I think of softshells and windshirts as two different classes of gear.
I consider softshells to be warm, often heavy, stretchy, breathable, water resistant garments that accel in high exertion activities like skiing or snowshoeing. Many weigh a pound or more, but they are made of very durable fabrics.
I consider good windshirts to be ultralight, wind resistant, breathable, water resistant garments that accel at blocking the wind and light precip. They add a surprising amount of warmth because of the evaporative cooling that they prevent. The lightest ones weigh only a few ounces.
I use a really light breathable windshirt, the Patagonia Houdini, which will repel light rain. I have never relied on it in steady soaking rain. Wearing it in a soaking rain seems to be different than most people's typical use, and I would fear the amount of energy my body would burn trying to dry it out again, particularly if it were windy.

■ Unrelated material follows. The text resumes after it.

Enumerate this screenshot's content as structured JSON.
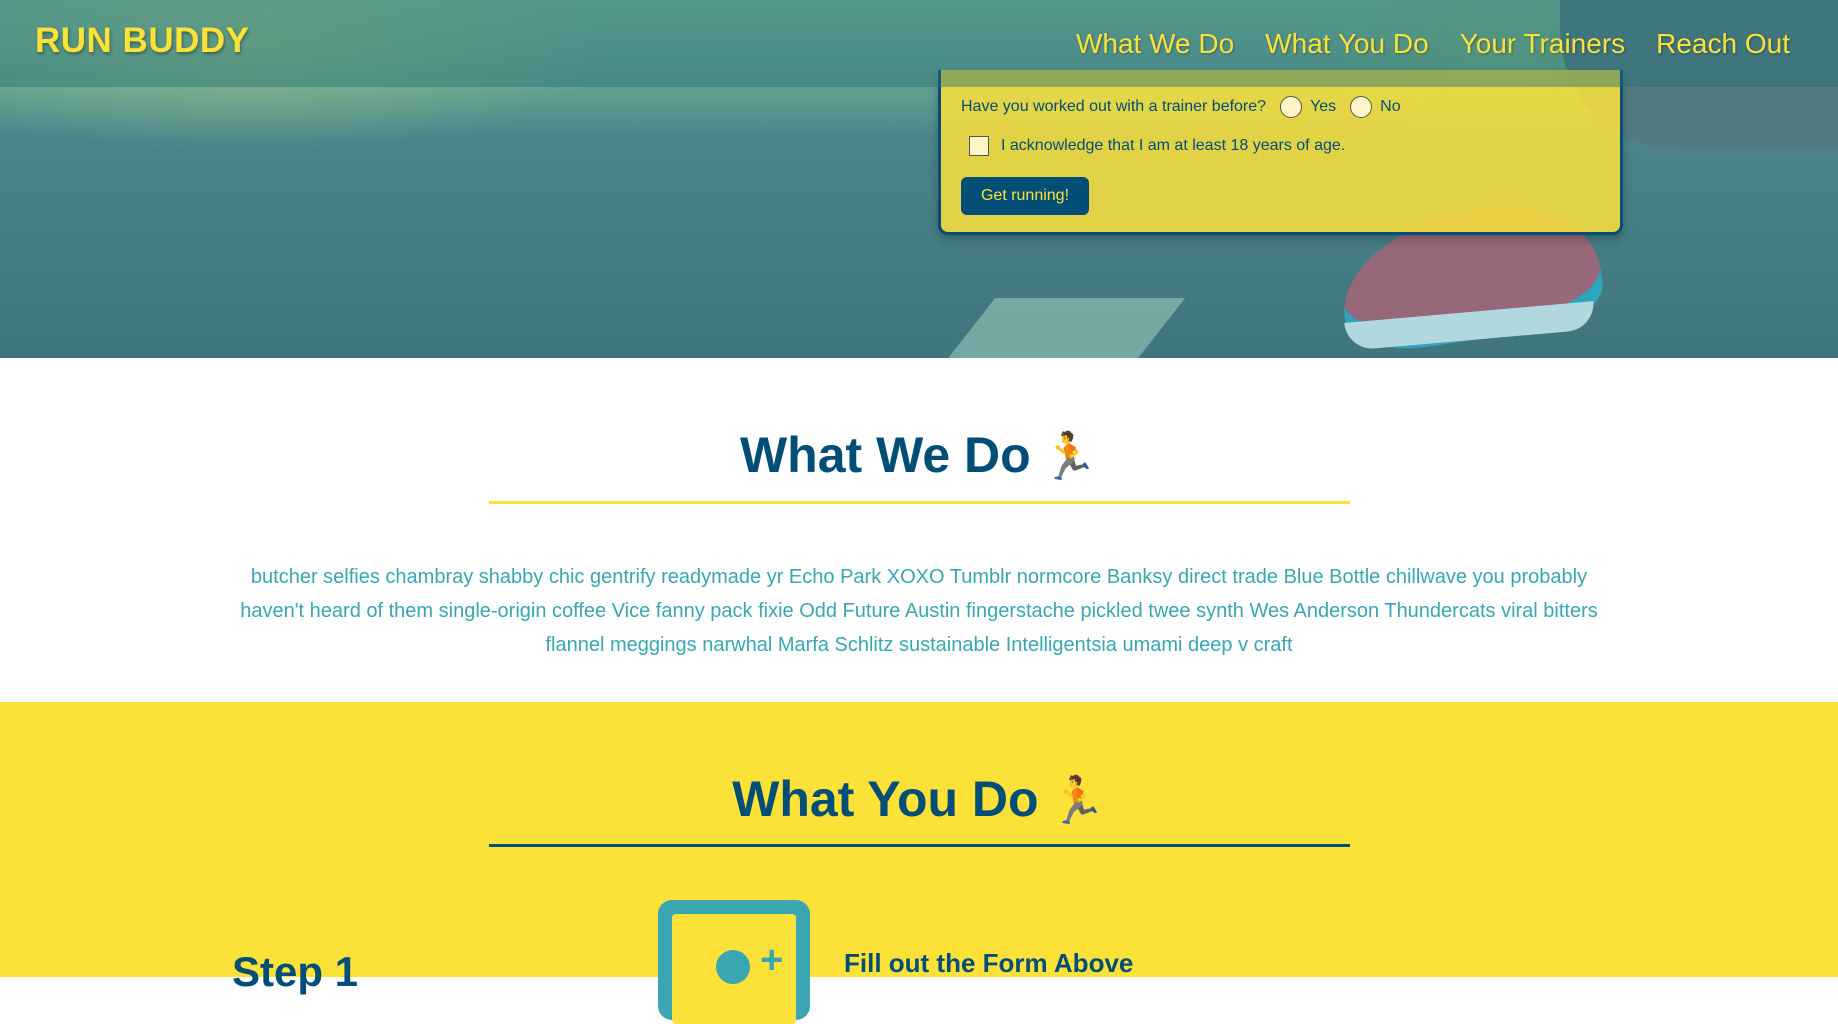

I do occasionally use the soak-through theory for shoes. I wear highly breathable trail shoes and midweight wool socks. If I have a stream or river crossing, I just let my shoes and socks get wet, and then I walk them dry. BUT, I always carry one extra pair of dry socks in case they don't dry soon enough.